People who have osteoarthritis sometimes avoid exercise because of pain and stiffness, but inactivity can actually make the symptoms worse. Exercise can strengthen supporting muscles and help maintain joint mobility. Aquafit classes have the benefit of toning muscles while increasing the range of motion of your joints, without putting pressure on them.
6. Take on active interests
Bridge clubs and craft groups are good for exercising the brain, but try to balance them with other activities that get your blood pumping. If there are sports such as bowling, curling or golfing that you enjoy and can do safely, make it a priority to participate in them regularly.

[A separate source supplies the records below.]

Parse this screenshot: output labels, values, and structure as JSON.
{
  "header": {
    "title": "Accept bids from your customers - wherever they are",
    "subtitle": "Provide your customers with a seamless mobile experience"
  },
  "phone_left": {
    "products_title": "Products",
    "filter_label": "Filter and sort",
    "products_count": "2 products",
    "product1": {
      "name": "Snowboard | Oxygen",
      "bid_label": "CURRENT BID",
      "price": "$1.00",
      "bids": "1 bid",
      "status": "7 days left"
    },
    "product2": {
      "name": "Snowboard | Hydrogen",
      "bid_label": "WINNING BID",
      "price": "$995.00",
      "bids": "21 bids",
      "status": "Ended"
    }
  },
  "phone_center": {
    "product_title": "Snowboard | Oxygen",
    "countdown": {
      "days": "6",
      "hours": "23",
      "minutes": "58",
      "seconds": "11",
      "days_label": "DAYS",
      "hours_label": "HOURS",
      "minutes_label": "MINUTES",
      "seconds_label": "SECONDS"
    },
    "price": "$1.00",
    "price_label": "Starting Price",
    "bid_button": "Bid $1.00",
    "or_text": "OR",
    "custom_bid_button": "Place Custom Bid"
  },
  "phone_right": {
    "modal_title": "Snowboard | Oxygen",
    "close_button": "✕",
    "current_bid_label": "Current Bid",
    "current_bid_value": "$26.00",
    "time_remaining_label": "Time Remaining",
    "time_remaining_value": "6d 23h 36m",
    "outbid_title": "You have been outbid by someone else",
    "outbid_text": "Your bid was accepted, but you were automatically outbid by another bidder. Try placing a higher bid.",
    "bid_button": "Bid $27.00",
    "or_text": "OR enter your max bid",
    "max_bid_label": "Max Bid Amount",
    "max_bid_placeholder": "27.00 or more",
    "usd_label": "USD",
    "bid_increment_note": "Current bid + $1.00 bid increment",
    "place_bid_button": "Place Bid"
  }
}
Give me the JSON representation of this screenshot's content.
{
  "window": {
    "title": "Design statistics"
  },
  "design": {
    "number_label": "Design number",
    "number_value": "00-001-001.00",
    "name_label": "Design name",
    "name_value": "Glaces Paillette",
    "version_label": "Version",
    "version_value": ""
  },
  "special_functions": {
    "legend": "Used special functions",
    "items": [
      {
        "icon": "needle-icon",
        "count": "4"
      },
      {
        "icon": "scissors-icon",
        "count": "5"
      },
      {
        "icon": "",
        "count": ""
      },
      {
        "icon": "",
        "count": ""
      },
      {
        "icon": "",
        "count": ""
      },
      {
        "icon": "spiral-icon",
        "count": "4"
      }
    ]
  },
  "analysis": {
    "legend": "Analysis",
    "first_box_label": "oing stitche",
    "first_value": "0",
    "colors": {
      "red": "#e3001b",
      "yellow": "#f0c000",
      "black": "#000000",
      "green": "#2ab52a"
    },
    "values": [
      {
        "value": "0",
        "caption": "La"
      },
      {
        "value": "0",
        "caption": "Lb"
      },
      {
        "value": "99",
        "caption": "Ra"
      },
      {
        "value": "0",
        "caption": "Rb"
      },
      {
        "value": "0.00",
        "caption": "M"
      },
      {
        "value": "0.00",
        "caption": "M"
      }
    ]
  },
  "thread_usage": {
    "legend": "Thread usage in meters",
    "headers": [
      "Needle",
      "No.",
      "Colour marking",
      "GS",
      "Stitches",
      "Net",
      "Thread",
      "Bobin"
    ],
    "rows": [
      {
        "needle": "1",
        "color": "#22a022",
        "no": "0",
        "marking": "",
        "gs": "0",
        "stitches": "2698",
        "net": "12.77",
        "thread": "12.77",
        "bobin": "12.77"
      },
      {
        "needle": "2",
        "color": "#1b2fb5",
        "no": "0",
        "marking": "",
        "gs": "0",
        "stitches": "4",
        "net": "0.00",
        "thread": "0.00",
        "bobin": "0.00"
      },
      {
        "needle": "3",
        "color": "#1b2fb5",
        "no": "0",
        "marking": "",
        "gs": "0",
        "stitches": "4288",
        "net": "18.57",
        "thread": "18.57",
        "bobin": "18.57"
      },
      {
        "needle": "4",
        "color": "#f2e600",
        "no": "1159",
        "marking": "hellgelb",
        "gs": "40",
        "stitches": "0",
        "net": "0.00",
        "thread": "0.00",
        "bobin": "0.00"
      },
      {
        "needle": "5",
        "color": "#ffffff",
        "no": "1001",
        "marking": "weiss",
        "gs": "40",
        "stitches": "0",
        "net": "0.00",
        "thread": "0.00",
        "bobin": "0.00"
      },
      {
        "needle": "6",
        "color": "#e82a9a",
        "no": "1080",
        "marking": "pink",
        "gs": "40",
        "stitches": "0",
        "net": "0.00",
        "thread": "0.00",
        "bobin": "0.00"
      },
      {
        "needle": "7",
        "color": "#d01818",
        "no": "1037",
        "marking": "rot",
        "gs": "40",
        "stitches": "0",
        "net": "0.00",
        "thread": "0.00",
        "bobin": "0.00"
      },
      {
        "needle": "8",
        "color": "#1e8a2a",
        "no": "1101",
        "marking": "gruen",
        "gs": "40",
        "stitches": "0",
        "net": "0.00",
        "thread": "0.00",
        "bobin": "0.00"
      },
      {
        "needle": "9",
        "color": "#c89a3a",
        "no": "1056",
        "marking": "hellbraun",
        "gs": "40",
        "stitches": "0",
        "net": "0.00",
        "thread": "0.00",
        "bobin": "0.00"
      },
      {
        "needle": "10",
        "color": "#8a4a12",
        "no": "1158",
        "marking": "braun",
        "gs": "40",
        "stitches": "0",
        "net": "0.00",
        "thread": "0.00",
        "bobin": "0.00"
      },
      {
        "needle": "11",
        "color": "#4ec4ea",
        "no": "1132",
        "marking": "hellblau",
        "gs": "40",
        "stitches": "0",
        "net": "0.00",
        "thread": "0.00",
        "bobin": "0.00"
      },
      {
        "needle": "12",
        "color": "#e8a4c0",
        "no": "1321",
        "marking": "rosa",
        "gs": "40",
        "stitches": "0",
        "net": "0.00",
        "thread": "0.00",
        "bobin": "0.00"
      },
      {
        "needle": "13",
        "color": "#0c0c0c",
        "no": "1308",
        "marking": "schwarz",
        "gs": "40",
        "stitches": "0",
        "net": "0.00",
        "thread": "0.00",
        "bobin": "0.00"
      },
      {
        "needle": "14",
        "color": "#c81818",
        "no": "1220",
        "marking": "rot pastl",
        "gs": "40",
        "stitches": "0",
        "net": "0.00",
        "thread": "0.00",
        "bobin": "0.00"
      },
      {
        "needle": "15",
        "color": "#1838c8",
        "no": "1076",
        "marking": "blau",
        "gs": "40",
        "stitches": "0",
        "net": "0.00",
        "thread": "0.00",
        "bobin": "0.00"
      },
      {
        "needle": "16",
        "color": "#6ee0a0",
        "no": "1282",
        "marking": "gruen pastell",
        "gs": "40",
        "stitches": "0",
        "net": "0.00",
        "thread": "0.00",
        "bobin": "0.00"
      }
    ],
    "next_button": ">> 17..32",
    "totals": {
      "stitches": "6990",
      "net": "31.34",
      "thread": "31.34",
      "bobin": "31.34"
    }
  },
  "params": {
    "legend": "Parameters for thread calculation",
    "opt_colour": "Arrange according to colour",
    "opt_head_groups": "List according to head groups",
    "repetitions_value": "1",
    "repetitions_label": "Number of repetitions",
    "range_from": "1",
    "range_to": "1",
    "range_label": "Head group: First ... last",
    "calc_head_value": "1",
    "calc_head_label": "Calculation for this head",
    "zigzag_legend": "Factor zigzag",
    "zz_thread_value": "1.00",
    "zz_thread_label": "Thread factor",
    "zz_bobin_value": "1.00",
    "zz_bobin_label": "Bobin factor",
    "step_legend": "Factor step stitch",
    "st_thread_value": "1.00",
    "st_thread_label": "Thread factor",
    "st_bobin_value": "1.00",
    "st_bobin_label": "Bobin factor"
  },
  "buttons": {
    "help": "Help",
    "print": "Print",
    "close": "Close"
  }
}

Consult your local health department, seniors’ centre, YMCA/YWCA and fitness clubs to see what they have to offer. The Heart and Stroke Foundation, Arthritis Society and Osteoporosis Canada often have great programs, resources and events to keep you active. Consider training for a fundraising walk—you’ll gain the physical benefits and be supporting a good cause.
7. Be flexible
As we grow older, the tissues around our joints thicken, reducing flexibility. Stretching helps fight the stiffness that sets in. A good time to stretch is after you’ve been on a walk or treadmill and your muscles are warmed up and your joints are limber.
Yoga classes are a great way to get into stretching with supervision. Some yoga studios have special classes for older adults. Once you learn how to do the moves, you can practise them at home as well.
8. Make visits active
When friends and family visit, we tend to spend a lot of time sitting at the table eating or on the sofa chatting. Why not plan visits around an activity, like a visit to a gallery or museum, an easy bike ride, trip to the park or outdoor picnic?
Play games with younger members of the family, especially the little ones who are easier to keep up with. Meet friends outside of the home and visit architectural attractions or go on scenic tours.
9. Start a walking group
Walking groups have so many benefits: they motivate us to get out more often, they provide us with new friendships and socialization and they make exercise fun. Choose a group that’s at your speed and go with friends who can keep up with you. Walks should be brisk and bring up your heart rate, not just leisurely strolls. Consider taking up mall-walking when the weather’s not great for outdoor activities.
10. Stand up for active living!
When you are seated, the muscles in your legs and lower body are relaxed, your circulation slows and you burn fewer calories. You burn twice as many calories standing as sitting, even if you’re not moving! Try to find ways to get up when you are reading or watching TV. Walk around for a few minutes and drink a glass of water to take a break from sitting. Try to avoid watching TV for more than two hours a day. If possible, put a treadmill in front of the TV and walk while you watch.
The National Institutes of Health reports that in one study, participants aged 80 years and older went from being dependant on a walker to walking with a cane in less than three months, just by doing simple muscle-toning exercises.
“Inactivity physiology” is a hot new area of research in medicine and fitness. New studies suggest that long periods of inactivity (such as sitting in front of the TV) are harmful to your health, regardless of whether you do moderate to vigorous exercise. So remember, the more you move, the better you’ll feel!
How many steps does it take?
- Less than 5,000/day = sedentary
- 5,000–7,499/day = low active
- 7,500–9,999/day = somewhat active
- 10,000/day = active
- More than 12,500/day = highly active
Source: Catrine Tudor-Locke, Arizona State University. Affiliate Scholar, Canadian Fitness and Lifestyle Research Institute.
Tips for healthy stretching
- Warm up for 10–15 minutes before stretching.
- If a stretch begins to hurt, stop!
- Hold each stretch for 20 seconds.
- Don’t bounce during a stretch; stay relaxed.
- Breathe deeply.
Use common sense
- Don’t do vigorous activity outdoors when it’s hot or smoggy.
- Drink lots of water when you exercise.
- Stick to familiar areas when you go on your walks.
- Tell your doctor and family members that you are taking up new activities and exercises.
- Wear suitable clothing to protect you from the sun, wind and rain.